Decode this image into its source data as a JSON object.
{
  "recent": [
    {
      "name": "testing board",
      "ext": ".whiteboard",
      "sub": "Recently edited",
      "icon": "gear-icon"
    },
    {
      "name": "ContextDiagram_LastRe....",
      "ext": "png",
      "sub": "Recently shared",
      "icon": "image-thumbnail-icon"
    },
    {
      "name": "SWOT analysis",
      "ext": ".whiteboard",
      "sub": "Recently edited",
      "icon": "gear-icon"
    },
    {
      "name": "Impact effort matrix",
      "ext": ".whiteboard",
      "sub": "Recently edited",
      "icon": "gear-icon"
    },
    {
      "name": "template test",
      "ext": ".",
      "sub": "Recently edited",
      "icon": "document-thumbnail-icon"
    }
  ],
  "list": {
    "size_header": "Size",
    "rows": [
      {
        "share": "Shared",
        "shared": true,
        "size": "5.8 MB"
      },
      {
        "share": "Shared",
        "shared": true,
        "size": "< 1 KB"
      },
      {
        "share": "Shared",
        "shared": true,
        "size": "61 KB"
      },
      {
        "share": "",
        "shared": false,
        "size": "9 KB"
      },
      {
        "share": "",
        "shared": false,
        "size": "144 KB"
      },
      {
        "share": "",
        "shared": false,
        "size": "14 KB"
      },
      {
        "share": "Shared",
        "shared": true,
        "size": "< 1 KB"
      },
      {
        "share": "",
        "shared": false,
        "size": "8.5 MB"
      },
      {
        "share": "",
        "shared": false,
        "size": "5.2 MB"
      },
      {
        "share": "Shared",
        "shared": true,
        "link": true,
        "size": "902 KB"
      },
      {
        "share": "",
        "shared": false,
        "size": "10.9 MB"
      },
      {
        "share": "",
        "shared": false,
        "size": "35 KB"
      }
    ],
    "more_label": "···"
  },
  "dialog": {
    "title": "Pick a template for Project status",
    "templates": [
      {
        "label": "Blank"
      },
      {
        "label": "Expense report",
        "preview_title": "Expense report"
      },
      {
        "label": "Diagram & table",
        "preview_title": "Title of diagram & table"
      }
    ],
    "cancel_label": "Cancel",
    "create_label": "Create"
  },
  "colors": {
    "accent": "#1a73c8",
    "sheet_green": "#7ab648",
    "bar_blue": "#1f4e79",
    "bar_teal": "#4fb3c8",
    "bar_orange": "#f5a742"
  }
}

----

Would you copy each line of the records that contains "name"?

      "name": "testing board",
      "name": "ContextDiagram_LastRe....",
      "name": "SWOT analysis",
      "name": "Impact effort matrix",
      "name": "template test",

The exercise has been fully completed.